Before aggregating the results per read, we remove the markers from the headers with sed and combine the results of each reading frame and paired-end with uniq.

$ sed '/^>/s_/.*__' found-kmers.fa | umgap uniq | umgap taxa2agg taxons.tsv | tee classification.fa
>read1
940615
>read2
392734
>read3
332163

Visualisation

Now that we have the results of our analysis, we'd like to visualise them. A frequency table and interactive visualisations are available as the taxa2freq and taxa2tree commands. The first shows the number of reads mapping to each taxon in CSV format, easily imported in other programs.

$ umgap taxa2freq -r species taxons.tsv < classification.fa | tee report.csv
taxon id,taxon name,stdin
332163,Candidatus Solibacter usitatus,1
392734,Terriglobus roseus,1
940615,Granulicella tundricola,1

The taxa2freq command to snap each taxon to either a species or root (unknown) and report the frequency table of the results.

The taxa2tree command will send the results to the Unipept webserver, where an interactive HTML-visualisation will be created. The webpage can either be saved to a file, or you can request a shareable URL with --url.

$ umgap taxa2tree --url < classification.fa
https://bl.ocks.org/5960ffd859fb17439d7975896f513bc3

Recap

The complete UMGAP can be written as a single command.
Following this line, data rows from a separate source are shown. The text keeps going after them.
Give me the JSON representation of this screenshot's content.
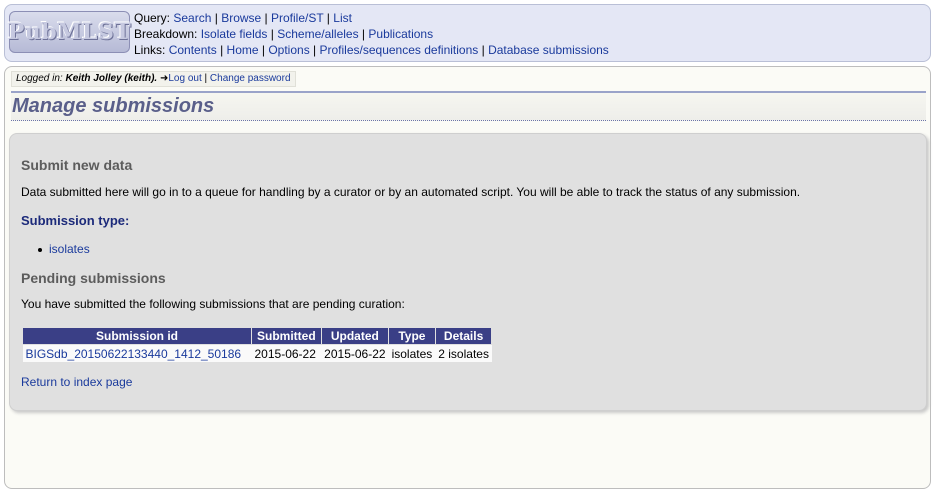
{
  "menu": {
    "logo_text": "PubMLST",
    "query_label": "Query:",
    "query_links": [
      "Search",
      "Browse",
      "Profile/ST",
      "List"
    ],
    "breakdown_label": "Breakdown:",
    "breakdown_links": [
      "Isolate fields",
      "Scheme/alleles",
      "Publications"
    ],
    "links_label": "Links:",
    "links_links": [
      "Contents",
      "Home",
      "Options",
      "Profiles/sequences definitions",
      "Database submissions"
    ]
  },
  "login": {
    "prefix": "Logged in:",
    "user": "Keith Jolley (keith).",
    "logout": "Log out",
    "separator": "|",
    "change_password": "Change password"
  },
  "page_title": "Manage submissions",
  "submit": {
    "heading": "Submit new data",
    "description": "Data submitted here will go in to a queue for handling by a curator or by an automated script. You will be able to track the status of any submission.",
    "type_heading": "Submission type:",
    "types": [
      "isolates"
    ]
  },
  "pending": {
    "heading": "Pending submissions",
    "description": "You have submitted the following submissions that are pending curation:",
    "columns": [
      "Submission id",
      "Submitted",
      "Updated",
      "Type",
      "Details"
    ],
    "rows": [
      {
        "id": "BIGSdb_20150622133440_1412_50186",
        "submitted": "2015-06-22",
        "updated": "2015-06-22",
        "type": "isolates",
        "details": "2 isolates"
      }
    ]
  },
  "return_link": "Return to index page",
  "colors": {
    "menu_bg": "#e4e7f5",
    "link": "#1a3a9c",
    "table_header": "#3a3f86",
    "title": "#5a5f8a"
  }
}
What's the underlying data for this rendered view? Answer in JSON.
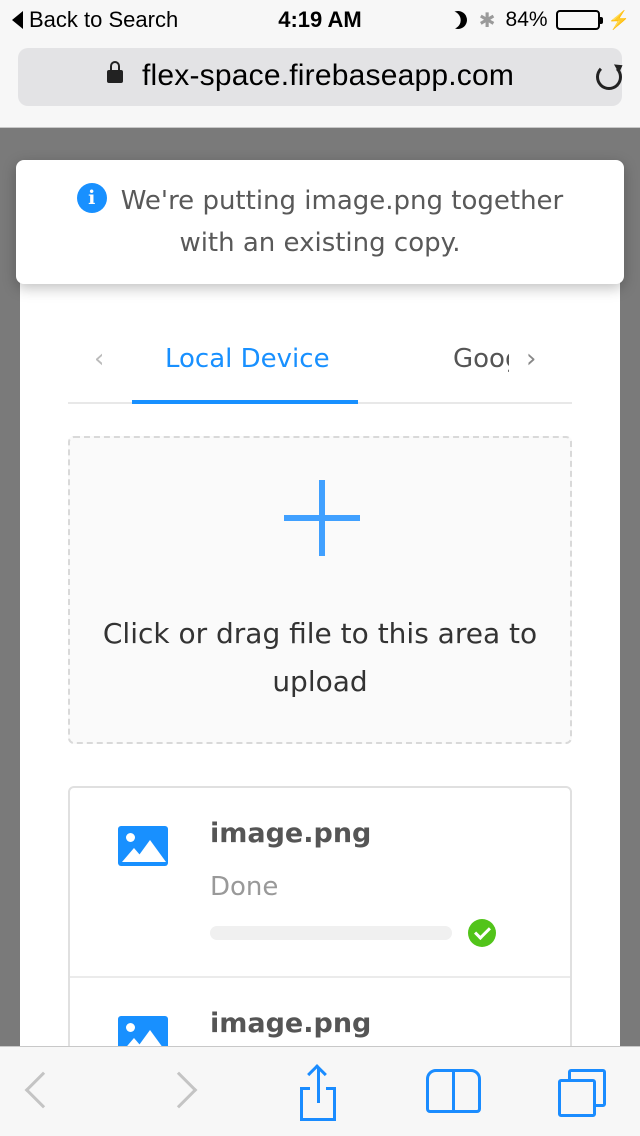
{
  "status_bar": {
    "back_label": "Back to Search",
    "time": "4:19 AM",
    "bluetooth_glyph": "✱",
    "battery": "84%",
    "battery_level": 0.84,
    "charging_glyph": "⚡"
  },
  "browser": {
    "url": "flex-space.firebaseapp.com"
  },
  "notice": {
    "icon_glyph": "i",
    "line1": "We're putting image.png together",
    "line2": "with an existing copy."
  },
  "tabs": {
    "prev_glyph": "‹",
    "next_glyph": "›",
    "items": [
      {
        "label": "Local Device",
        "active": true
      },
      {
        "label": "Google Drive",
        "active": false
      }
    ]
  },
  "dropzone": {
    "text": "Click or drag file to this area to upload"
  },
  "files": [
    {
      "name": "image.png",
      "status": "Done",
      "progress": 1.0
    },
    {
      "name": "image.png"
    }
  ],
  "colors": {
    "accent": "#1890ff",
    "success": "#52c41a",
    "ios_blue": "#1a8cff"
  },
  "icons": {
    "toolbar": [
      "back-chevron-icon",
      "forward-chevron-icon",
      "share-icon",
      "bookmarks-icon",
      "tabs-icon"
    ]
  }
}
This allows the steps to run in parallel, further speeding up the final result.

$ umgap fastq2fasta A1.fq A2.fq |          # joining paired-end files
  umgap translate -a |                     # translating all six frames
  umgap prot2kmer2lca -o -k9 9-mer.index | # mapping each 9-mer onto a taxon or 0
  umgap seedextend |                       # filtering extended seeds
  sed '/^>/s_/.*__' |                      # dropping the paired-end and frame annotations
  umgap uniq |                             # joining equal headers (all taxa of the same read)
  umgap taxa2agg taxons.tsv |              # aggregating all taxa
  grep -v '^>' |                           # dropping headers
  umgap taxa2freq taxons.tsv               # make frequency table
taxon id,taxon name,stdin
332163,Candidatus Solibacter usitatus,1
392734,Terriglobus roseus,1
940615,Granulicella tundricola,1
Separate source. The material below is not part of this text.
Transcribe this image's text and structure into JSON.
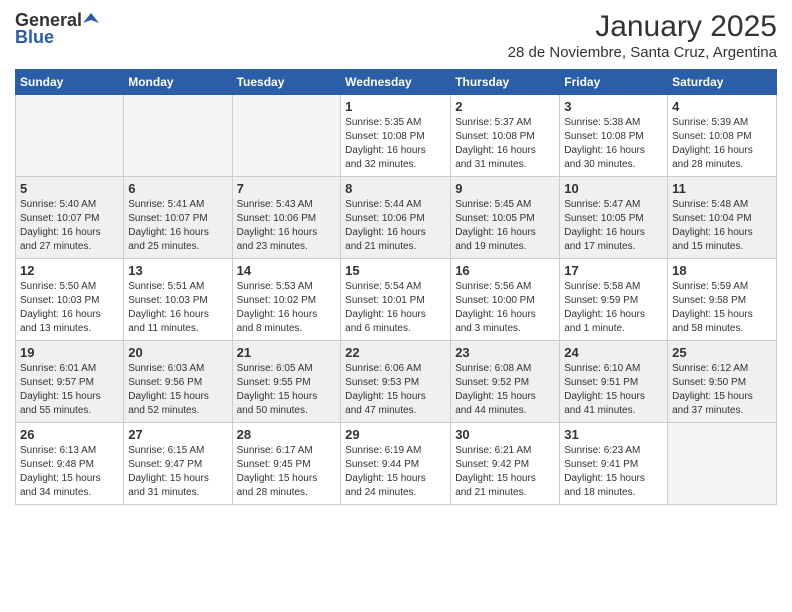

This command processes the complete Metabenchmark A1 dataset containing 116 million paired-end reads in a VM (8 cores, 200GB RAM) on our computational server (16 Intel Xeon CPU E5-2650 v2 at 2.60GHz, 20*16GB RDIMM x4 Data Width at 1866MHz, with the 9-mer index loaded in RAM) in 4h22, that is 1840 (paired-end) reads per second. Using FragGeneScan++ speeds this up to 10100 reads per second.

References

  • Wood, D. E., & Salzberg, S. L. (2014). Kraken: ultrafast metagenomic sequence classification using exact alignments. Genome biology, 15(3), R46.
  • Lindgreen, S., Adair, K. L., & Gardner, P. P. (2016). An evaluation of the accuracy and speed of metagenome analysis tools. Scientific reports, 6, 19233.
  • Rho, M., Tang, H., & Ye, Y. (2010). FragGeneScan: predicting genes in short and error-prone reads. Nucleic acids research, 38(20), e191-e191.
  • Kim, D., Hahn, A. S., Wu, S. J., Hanson, N. W., Konwar, K. M., & Hallam, S. J. (2015, August). FragGeneScan-Plus for scalable high-throughput short-read open reading frame prediction. Computational Intelligence in Bioinformatics and Computational Biology (CIBCB), 2015 IEEE Conference on (pp. 1-8), IEEE.
  • UniProt Consortium. (2014). UniProt: a hub for protein information. Nucleic acids research, 43(D1), D204-D212.
  • Federhen, S. (2011). The NCBI taxonomy database. Nucleic acids research, 40(D1), D136-D143.